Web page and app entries
'''

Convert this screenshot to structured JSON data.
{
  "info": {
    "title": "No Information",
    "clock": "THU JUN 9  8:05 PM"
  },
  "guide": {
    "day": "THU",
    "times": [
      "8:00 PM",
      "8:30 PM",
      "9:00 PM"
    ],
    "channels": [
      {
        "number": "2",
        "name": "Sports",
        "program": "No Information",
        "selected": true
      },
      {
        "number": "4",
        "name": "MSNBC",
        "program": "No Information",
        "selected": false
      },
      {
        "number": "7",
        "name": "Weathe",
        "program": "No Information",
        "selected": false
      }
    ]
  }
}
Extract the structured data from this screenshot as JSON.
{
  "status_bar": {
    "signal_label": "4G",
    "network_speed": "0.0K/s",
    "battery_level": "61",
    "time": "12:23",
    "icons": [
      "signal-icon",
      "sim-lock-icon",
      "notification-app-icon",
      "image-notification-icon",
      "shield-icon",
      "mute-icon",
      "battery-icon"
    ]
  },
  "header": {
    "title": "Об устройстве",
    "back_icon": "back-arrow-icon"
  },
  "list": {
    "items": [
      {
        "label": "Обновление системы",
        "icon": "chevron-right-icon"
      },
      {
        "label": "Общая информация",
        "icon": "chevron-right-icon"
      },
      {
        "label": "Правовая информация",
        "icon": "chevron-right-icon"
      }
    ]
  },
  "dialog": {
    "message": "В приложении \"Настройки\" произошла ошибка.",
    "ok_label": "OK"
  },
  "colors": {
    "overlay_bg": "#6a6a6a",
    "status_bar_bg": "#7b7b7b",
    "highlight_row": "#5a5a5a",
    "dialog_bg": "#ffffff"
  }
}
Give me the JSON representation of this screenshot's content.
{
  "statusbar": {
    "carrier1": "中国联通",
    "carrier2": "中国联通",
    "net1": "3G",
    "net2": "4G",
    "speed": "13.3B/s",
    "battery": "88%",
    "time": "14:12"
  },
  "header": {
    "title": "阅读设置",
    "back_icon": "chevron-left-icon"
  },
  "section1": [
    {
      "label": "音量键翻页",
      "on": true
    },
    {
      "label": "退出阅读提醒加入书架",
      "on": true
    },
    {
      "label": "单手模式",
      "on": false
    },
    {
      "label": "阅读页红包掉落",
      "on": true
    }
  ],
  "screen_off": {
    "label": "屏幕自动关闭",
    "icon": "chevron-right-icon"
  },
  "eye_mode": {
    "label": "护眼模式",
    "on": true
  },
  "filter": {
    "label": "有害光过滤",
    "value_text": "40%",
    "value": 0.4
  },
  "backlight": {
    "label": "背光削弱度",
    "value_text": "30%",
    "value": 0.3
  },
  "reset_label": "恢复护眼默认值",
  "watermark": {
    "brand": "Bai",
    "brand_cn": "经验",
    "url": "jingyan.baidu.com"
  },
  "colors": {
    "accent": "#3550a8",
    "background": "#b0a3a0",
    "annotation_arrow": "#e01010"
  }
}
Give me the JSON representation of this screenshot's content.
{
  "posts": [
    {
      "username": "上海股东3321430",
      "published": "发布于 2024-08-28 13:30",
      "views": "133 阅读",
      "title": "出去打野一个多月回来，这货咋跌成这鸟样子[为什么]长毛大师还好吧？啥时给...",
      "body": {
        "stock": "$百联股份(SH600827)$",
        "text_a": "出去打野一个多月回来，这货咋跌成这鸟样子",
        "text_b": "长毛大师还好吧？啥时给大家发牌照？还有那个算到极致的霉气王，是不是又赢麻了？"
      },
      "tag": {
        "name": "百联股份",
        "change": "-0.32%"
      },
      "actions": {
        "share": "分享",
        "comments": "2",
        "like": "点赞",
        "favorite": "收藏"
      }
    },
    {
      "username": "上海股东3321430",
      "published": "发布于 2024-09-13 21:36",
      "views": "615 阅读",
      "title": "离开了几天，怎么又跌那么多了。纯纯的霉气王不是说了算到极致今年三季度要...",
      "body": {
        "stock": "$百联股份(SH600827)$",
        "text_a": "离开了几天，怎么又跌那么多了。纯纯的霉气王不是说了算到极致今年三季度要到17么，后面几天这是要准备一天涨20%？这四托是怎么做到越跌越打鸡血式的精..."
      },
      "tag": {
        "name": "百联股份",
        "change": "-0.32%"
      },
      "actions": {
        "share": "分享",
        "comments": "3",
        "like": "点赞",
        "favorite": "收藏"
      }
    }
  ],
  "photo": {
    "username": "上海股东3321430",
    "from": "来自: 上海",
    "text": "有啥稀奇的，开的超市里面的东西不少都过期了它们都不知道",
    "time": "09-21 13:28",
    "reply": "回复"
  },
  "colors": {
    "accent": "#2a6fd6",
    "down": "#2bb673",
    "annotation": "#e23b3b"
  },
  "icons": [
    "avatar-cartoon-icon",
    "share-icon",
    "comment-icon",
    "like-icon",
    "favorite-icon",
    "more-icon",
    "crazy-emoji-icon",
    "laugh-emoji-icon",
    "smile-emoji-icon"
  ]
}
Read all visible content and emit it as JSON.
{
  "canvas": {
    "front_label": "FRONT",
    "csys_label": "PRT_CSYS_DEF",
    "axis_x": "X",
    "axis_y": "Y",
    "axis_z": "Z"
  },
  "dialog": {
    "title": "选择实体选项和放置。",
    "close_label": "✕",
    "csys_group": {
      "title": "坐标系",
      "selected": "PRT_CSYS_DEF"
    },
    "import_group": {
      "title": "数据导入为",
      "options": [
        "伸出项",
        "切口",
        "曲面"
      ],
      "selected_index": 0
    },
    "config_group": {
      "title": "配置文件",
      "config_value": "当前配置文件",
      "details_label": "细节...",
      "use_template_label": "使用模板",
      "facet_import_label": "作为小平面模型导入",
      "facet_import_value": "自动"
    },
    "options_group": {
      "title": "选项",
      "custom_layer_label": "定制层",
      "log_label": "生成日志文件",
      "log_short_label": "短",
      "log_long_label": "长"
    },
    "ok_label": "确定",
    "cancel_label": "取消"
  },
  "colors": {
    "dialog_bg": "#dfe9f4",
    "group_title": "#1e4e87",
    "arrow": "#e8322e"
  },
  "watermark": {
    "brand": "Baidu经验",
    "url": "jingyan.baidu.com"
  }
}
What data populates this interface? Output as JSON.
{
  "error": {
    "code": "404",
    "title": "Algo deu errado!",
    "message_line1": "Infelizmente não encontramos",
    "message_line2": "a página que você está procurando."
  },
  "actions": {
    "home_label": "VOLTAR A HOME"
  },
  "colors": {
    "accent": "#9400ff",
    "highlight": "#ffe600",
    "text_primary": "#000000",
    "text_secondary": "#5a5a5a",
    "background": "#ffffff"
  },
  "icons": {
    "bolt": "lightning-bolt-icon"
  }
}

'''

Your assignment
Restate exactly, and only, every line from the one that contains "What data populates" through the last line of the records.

Written response
What data populates this interface? Output as JSON.
{
  "error": {
    "code": "404",
    "title": "Algo deu errado!",
    "message_line1": "Infelizmente não encontramos",
    "message_line2": "a página que você está procurando."
  },
  "actions": {
    "home_label": "VOLTAR A HOME"
  },
  "colors": {
    "accent": "#9400ff",
    "highlight": "#ffe600",
    "text_primary": "#000000",
    "text_secondary": "#5a5a5a",
    "background": "#ffffff"
  },
  "icons": {
    "bolt": "lightning-bolt-icon"
  }
}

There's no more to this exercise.